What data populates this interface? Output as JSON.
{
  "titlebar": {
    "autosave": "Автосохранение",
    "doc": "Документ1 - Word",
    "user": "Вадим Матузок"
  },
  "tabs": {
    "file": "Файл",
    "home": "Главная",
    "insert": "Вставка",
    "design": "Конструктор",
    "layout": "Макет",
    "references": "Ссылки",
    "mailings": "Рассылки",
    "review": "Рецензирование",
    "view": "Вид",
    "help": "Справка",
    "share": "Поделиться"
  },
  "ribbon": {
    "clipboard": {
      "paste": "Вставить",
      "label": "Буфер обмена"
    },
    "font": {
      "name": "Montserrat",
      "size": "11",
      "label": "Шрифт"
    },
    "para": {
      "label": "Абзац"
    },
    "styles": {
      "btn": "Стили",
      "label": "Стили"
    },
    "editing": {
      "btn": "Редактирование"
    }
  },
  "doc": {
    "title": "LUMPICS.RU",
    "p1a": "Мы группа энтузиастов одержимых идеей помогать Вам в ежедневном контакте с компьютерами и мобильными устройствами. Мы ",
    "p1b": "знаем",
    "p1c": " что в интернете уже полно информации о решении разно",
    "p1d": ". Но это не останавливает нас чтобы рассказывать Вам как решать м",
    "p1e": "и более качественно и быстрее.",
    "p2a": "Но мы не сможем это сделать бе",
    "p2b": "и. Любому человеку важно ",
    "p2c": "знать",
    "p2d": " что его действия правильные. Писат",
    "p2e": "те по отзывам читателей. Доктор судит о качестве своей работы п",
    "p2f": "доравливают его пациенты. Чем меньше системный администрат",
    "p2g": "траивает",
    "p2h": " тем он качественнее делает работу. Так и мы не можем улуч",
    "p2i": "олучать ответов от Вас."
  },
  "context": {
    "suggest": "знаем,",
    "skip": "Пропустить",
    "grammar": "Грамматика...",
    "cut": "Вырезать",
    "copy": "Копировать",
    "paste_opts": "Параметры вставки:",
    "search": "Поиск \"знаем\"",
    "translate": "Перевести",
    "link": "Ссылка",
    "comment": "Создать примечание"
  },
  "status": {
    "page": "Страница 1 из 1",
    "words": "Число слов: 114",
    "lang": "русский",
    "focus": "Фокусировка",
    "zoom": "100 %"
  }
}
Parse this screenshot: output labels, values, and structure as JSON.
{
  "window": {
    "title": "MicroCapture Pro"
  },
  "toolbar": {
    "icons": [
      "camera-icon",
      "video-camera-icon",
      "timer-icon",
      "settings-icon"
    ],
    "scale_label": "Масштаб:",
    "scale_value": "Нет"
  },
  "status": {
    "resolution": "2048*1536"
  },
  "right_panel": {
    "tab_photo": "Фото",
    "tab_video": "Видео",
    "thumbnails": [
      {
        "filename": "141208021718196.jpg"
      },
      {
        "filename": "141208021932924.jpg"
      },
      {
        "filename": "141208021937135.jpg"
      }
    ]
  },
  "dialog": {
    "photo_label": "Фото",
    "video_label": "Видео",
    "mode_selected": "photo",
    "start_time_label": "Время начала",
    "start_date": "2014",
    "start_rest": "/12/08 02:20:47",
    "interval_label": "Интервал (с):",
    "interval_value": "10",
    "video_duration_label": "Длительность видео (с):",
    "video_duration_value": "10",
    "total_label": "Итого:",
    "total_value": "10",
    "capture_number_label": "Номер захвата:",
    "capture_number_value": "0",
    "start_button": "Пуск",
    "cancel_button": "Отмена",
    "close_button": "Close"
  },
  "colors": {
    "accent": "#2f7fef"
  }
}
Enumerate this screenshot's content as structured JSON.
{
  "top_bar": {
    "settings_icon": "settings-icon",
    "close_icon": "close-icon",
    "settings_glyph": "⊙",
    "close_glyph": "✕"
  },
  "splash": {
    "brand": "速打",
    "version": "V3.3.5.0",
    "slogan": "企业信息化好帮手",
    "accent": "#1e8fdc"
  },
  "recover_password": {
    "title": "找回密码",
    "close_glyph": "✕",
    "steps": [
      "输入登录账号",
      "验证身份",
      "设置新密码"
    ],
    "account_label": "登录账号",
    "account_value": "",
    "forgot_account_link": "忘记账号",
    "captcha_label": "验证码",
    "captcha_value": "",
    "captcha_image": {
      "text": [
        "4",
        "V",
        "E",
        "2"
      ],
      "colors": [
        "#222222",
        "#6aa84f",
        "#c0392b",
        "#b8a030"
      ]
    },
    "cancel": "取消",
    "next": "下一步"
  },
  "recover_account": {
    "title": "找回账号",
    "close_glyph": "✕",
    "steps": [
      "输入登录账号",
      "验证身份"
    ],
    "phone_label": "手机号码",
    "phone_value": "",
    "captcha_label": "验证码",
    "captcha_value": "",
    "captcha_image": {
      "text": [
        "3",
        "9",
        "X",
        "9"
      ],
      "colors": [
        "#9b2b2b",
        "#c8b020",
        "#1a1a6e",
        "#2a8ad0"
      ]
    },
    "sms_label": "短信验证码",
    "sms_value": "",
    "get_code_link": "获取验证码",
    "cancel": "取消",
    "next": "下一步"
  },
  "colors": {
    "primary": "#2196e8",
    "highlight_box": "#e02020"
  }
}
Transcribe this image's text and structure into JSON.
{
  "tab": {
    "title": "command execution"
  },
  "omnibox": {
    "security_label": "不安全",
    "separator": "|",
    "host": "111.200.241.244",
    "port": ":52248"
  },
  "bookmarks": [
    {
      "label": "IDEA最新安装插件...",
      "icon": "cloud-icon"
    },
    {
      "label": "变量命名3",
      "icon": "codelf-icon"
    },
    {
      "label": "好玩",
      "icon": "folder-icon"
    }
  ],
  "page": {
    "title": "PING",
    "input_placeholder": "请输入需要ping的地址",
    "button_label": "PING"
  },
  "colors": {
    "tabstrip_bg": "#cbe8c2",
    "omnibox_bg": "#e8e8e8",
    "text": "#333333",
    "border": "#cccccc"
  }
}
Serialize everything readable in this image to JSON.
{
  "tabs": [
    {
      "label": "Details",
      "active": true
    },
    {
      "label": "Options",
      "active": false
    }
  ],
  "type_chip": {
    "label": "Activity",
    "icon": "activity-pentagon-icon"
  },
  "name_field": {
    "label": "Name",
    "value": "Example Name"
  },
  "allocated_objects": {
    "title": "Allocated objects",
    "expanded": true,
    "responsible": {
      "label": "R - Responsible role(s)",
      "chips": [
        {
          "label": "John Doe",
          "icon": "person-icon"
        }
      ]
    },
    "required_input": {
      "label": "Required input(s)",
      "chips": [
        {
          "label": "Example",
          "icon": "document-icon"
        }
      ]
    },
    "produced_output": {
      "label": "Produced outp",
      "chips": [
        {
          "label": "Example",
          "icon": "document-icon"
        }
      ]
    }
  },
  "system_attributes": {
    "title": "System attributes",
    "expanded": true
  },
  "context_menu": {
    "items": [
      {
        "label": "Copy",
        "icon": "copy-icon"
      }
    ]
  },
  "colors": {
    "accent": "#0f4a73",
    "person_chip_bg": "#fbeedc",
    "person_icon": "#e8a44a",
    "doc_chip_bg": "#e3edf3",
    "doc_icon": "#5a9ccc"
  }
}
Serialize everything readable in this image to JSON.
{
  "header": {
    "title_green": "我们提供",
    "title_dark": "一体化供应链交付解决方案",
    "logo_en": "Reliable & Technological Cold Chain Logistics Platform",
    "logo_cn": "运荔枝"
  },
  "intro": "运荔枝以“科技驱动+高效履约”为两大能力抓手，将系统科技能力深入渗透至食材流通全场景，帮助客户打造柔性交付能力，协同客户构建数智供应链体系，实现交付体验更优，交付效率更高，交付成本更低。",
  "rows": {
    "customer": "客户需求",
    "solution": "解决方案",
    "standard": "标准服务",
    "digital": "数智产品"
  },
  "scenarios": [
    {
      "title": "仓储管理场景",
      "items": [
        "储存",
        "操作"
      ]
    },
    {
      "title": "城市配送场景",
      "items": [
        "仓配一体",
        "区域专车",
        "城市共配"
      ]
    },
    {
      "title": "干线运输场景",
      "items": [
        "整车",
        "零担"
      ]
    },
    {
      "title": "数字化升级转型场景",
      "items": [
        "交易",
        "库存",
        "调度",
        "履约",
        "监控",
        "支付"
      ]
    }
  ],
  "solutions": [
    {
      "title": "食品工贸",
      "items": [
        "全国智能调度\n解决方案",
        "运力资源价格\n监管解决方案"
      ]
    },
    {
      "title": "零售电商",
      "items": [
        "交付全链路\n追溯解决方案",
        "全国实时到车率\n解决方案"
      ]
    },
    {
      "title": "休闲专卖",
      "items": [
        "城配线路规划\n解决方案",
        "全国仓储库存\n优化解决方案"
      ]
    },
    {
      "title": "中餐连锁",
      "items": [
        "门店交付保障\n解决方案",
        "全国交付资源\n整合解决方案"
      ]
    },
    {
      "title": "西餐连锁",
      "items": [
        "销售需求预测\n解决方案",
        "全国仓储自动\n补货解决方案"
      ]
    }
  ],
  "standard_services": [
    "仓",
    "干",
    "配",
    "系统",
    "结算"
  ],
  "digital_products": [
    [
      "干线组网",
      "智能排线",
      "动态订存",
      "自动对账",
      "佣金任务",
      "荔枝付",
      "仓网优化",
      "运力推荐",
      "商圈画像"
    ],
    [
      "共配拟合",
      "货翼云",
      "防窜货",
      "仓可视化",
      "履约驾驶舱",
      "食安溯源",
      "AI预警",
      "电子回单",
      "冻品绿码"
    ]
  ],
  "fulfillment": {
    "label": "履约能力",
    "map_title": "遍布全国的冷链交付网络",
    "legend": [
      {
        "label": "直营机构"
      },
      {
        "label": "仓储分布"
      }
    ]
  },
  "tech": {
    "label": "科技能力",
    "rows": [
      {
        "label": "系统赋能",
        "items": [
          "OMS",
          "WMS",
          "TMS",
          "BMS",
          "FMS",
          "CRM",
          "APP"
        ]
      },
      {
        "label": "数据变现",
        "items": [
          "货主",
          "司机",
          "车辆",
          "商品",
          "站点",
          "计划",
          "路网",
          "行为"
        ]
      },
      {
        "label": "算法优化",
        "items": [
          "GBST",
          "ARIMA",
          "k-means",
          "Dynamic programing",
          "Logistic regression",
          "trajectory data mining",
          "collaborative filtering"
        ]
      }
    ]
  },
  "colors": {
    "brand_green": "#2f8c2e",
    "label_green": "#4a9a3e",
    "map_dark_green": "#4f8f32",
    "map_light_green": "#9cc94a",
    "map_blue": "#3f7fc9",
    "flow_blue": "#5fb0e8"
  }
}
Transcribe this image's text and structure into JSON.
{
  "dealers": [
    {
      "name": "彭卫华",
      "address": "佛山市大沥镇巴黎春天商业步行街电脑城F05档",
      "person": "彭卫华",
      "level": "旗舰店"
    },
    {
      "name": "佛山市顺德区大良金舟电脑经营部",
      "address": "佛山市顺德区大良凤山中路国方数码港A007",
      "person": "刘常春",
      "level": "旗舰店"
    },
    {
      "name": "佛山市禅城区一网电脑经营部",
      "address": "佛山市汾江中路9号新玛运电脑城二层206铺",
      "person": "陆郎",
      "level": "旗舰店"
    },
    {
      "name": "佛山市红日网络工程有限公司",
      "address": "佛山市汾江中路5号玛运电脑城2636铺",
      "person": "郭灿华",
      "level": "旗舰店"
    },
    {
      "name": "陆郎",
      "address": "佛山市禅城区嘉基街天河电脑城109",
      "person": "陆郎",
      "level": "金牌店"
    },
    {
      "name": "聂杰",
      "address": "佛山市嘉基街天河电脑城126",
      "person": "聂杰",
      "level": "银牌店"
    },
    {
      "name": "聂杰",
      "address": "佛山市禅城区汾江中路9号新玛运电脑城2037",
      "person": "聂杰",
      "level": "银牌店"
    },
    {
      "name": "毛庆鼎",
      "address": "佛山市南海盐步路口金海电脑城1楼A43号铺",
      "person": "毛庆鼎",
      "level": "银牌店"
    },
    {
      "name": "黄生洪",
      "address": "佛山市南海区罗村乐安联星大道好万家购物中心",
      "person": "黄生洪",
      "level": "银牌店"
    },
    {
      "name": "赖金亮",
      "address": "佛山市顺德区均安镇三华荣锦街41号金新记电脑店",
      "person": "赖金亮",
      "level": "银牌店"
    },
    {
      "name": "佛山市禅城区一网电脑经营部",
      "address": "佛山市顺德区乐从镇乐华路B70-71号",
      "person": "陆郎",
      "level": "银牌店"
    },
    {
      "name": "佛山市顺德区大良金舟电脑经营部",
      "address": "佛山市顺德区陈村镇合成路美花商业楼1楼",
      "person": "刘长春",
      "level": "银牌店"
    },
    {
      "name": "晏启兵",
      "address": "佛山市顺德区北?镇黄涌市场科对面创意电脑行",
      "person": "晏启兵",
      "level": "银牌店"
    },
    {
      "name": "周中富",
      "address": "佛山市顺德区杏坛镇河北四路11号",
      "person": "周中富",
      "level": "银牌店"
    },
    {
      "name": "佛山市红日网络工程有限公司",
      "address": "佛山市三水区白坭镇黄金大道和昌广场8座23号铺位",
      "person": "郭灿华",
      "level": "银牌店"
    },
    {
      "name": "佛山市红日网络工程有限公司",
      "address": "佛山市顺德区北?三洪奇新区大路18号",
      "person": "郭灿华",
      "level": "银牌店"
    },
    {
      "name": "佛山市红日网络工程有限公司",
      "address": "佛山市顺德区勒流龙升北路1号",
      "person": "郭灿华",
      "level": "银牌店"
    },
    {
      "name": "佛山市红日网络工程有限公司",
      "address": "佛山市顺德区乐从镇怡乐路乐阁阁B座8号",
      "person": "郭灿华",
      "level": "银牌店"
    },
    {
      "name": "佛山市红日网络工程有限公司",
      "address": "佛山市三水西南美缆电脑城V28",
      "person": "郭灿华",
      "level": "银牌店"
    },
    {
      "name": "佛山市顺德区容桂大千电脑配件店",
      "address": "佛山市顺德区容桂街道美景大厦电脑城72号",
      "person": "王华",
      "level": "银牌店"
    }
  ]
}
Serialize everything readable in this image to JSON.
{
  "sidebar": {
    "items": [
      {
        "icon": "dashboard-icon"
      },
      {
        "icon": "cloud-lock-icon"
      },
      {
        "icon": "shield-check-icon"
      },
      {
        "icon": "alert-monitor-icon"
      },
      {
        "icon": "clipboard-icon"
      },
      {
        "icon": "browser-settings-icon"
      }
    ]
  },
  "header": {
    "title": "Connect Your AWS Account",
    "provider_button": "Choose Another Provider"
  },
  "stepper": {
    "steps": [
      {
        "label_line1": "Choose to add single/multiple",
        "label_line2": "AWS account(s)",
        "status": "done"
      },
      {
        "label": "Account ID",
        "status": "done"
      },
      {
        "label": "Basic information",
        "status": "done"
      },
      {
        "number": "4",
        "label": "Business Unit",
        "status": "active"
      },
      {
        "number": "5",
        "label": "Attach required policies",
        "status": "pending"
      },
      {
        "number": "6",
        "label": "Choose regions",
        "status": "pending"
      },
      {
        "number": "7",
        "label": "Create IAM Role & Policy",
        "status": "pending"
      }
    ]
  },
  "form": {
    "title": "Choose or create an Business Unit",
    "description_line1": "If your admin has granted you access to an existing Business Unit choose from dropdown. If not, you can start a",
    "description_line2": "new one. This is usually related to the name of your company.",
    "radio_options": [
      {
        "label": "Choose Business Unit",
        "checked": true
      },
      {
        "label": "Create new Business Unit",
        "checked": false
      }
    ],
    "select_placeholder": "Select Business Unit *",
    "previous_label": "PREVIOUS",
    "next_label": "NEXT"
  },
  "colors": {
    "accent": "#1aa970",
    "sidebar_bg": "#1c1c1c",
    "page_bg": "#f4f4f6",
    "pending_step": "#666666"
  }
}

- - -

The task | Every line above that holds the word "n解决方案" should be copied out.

Solution below |
        "全国智能调度\n解决方案",
        "全国实时到车率\n解决方案"
        "城配线路规划\n解决方案",
        "门店交付保障\n解决方案",
        "销售需求预测\n解决方案",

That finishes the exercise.